DATA RECORDS:
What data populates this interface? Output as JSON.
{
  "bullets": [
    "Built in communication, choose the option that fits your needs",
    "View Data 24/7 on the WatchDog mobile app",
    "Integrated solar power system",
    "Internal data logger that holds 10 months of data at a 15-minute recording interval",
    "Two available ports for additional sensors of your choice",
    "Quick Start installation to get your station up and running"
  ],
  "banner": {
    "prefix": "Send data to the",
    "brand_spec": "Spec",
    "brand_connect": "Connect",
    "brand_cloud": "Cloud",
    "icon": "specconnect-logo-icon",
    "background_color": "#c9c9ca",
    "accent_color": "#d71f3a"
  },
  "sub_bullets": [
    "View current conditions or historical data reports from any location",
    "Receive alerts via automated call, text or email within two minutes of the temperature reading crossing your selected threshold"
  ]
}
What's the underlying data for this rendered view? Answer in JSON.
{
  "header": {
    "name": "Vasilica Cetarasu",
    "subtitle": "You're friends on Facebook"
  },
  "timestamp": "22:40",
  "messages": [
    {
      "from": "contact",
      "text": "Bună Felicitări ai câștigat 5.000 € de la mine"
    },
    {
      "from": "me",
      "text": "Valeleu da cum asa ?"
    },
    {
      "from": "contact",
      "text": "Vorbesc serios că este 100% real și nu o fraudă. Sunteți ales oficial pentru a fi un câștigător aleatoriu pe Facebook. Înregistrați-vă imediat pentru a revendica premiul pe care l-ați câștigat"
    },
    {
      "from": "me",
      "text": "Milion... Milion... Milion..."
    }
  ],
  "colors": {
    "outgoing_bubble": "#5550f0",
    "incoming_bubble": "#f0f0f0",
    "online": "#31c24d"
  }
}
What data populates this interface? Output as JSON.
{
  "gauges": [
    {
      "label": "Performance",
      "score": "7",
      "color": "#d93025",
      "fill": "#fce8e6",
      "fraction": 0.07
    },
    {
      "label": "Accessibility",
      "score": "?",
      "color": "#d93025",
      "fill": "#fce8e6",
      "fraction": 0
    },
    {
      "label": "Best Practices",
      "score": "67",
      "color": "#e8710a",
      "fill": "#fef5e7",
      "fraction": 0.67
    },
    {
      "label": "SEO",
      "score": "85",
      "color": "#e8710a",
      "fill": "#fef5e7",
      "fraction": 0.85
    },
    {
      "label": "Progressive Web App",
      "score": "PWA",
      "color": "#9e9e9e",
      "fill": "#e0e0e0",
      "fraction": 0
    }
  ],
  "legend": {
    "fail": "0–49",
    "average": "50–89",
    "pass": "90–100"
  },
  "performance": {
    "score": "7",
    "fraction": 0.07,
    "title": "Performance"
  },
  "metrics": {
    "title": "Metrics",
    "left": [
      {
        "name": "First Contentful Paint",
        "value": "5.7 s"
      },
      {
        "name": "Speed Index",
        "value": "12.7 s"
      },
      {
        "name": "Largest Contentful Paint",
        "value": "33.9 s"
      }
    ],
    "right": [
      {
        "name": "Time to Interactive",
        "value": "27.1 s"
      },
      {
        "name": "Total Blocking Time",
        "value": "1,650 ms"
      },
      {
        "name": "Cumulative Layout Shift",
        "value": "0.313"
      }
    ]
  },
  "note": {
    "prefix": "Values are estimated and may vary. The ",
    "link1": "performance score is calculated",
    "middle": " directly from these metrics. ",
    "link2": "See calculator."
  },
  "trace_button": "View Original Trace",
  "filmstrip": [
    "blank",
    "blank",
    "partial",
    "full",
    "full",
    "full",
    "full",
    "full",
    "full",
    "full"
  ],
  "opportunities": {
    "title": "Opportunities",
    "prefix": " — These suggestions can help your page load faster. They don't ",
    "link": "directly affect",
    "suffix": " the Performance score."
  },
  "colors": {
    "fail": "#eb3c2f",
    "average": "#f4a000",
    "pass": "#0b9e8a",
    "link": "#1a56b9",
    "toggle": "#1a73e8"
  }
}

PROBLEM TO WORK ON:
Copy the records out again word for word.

FINISHED TASK:
What data populates this interface? Output as JSON.
{
  "bullets": [
    "Built in communication, choose the option that fits your needs",
    "View Data 24/7 on the WatchDog mobile app",
    "Integrated solar power system",
    "Internal data logger that holds 10 months of data at a 15-minute recording interval",
    "Two available ports for additional sensors of your choice",
    "Quick Start installation to get your station up and running"
  ],
  "banner": {
    "prefix": "Send data to the",
    "brand_spec": "Spec",
    "brand_connect": "Connect",
    "brand_cloud": "Cloud",
    "icon": "specconnect-logo-icon",
    "background_color": "#c9c9ca",
    "accent_color": "#d71f3a"
  },
  "sub_bullets": [
    "View current conditions or historical data reports from any location",
    "Receive alerts via automated call, text or email within two minutes of the temperature reading crossing your selected threshold"
  ]
}
What's the underlying data for this rendered view? Answer in JSON.
{
  "header": {
    "name": "Vasilica Cetarasu",
    "subtitle": "You're friends on Facebook"
  },
  "timestamp": "22:40",
  "messages": [
    {
      "from": "contact",
      "text": "Bună Felicitări ai câștigat 5.000 € de la mine"
    },
    {
      "from": "me",
      "text": "Valeleu da cum asa ?"
    },
    {
      "from": "contact",
      "text": "Vorbesc serios că este 100% real și nu o fraudă. Sunteți ales oficial pentru a fi un câștigător aleatoriu pe Facebook. Înregistrați-vă imediat pentru a revendica premiul pe care l-ați câștigat"
    },
    {
      "from": "me",
      "text": "Milion... Milion... Milion..."
    }
  ],
  "colors": {
    "outgoing_bubble": "#5550f0",
    "incoming_bubble": "#f0f0f0",
    "online": "#31c24d"
  }
}
What data populates this interface? Output as JSON.
{
  "gauges": [
    {
      "label": "Performance",
      "score": "7",
      "color": "#d93025",
      "fill": "#fce8e6",
      "fraction": 0.07
    },
    {
      "label": "Accessibility",
      "score": "?",
      "color": "#d93025",
      "fill": "#fce8e6",
      "fraction": 0
    },
    {
      "label": "Best Practices",
      "score": "67",
      "color": "#e8710a",
      "fill": "#fef5e7",
      "fraction": 0.67
    },
    {
      "label": "SEO",
      "score": "85",
      "color": "#e8710a",
      "fill": "#fef5e7",
      "fraction": 0.85
    },
    {
      "label": "Progressive Web App",
      "score": "PWA",
      "color": "#9e9e9e",
      "fill": "#e0e0e0",
      "fraction": 0
    }
  ],
  "legend": {
    "fail": "0–49",
    "average": "50–89",
    "pass": "90–100"
  },
  "performance": {
    "score": "7",
    "fraction": 0.07,
    "title": "Performance"
  },
  "metrics": {
    "title": "Metrics",
    "left": [
      {
        "name": "First Contentful Paint",
        "value": "5.7 s"
      },
      {
        "name": "Speed Index",
        "value": "12.7 s"
      },
      {
        "name": "Largest Contentful Paint",
        "value": "33.9 s"
      }
    ],
    "right": [
      {
        "name": "Time to Interactive",
        "value": "27.1 s"
      },
      {
        "name": "Total Blocking Time",
        "value": "1,650 ms"
      },
      {
        "name": "Cumulative Layout Shift",
        "value": "0.313"
      }
    ]
  },
  "note": {
    "prefix": "Values are estimated and may vary. The ",
    "link1": "performance score is calculated",
    "middle": " directly from these metrics. ",
    "link2": "See calculator."
  },
  "trace_button": "View Original Trace",
  "filmstrip": [
    "blank",
    "blank",
    "partial",
    "full",
    "full",
    "full",
    "full",
    "full",
    "full",
    "full"
  ],
  "opportunities": {
    "title": "Opportunities",
    "prefix": " — These suggestions can help your page load faster. They don't ",
    "link": "directly affect",
    "suffix": " the Performance score."
  },
  "colors": {
    "fail": "#eb3c2f",
    "average": "#f4a000",
    "pass": "#0b9e8a",
    "link": "#1a56b9",
    "toggle": "#1a73e8"
  }
}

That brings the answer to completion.